In response to wildfires in Maui, Hawaii Governor Josh Green said, “I wish all the sirens went off.” Following the deadly Lahaina wildfire, 850 individuals are still officially listed as missing as of Monday morning, according to information received by the FBI and local police, according to Hawaii Authorities. In a social media video, Maui County Mayor Richard Bissen reported that 114 confirmed deaths have been confirmed, 27 victims have been identified, and 11 families have been contacted.
To Donate DNA Samples
There were 2,000 names on the list at first, but according to Bissen, over 800 persons are still missing. 1. 285 persons have been found safe as a result of the unceasing efforts of the people.
These figures would fluctuate on a daily basis, according to Bissen, who also asked anybody who had close relatives who went missing following the fires to donate DNA samples in order to aid in the identification process. Locals can submit those samples at the Hyatt Regency Ka’anapali on Nohea Kai Drive, which has set up a Family Assistance Center.
Buildings Were Demolished
He indicated that those who are not on Maui can get in touch with the FBI to donate DNA samples. Bissen will answer questions from the public at a press conference on Tuesday. His words, “Our lives have changed forever and things will not be the same,” The way we support one another while we grieve and work through this together won’t change.”
This month, swift-moving flames tore through Maui, focusing the worst of the fire on the ancient town of Lahaina. With over 2,700 buildings demolished, the town—which was formerly the capital of Hawaii—was totally obliterated. While some locals and visitors attempted to flee the flames by jumping into the ocean, others sought to run.

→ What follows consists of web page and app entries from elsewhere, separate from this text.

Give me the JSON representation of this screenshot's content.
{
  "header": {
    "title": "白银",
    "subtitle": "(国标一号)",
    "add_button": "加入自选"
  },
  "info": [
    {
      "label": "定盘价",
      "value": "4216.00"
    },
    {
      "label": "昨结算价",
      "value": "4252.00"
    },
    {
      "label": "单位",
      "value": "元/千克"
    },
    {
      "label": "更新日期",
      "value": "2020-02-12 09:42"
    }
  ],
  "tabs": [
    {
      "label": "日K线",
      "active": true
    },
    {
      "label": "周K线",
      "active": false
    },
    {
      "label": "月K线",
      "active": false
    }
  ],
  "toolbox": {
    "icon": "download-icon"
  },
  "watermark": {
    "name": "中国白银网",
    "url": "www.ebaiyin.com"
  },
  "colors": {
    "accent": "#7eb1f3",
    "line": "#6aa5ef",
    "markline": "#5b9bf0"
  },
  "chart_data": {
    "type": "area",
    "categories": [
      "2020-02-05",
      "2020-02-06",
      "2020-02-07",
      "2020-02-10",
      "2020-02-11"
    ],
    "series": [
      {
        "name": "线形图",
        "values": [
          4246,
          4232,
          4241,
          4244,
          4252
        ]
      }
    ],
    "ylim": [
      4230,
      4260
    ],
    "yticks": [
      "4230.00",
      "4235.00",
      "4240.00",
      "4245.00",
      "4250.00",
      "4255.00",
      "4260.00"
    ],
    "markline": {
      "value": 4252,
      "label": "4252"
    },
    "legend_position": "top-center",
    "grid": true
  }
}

President Biden is in Hawaii on Monday to assess the devastation and speak with survivors. His administration has come under fire for reacting to the crisis much too slowly.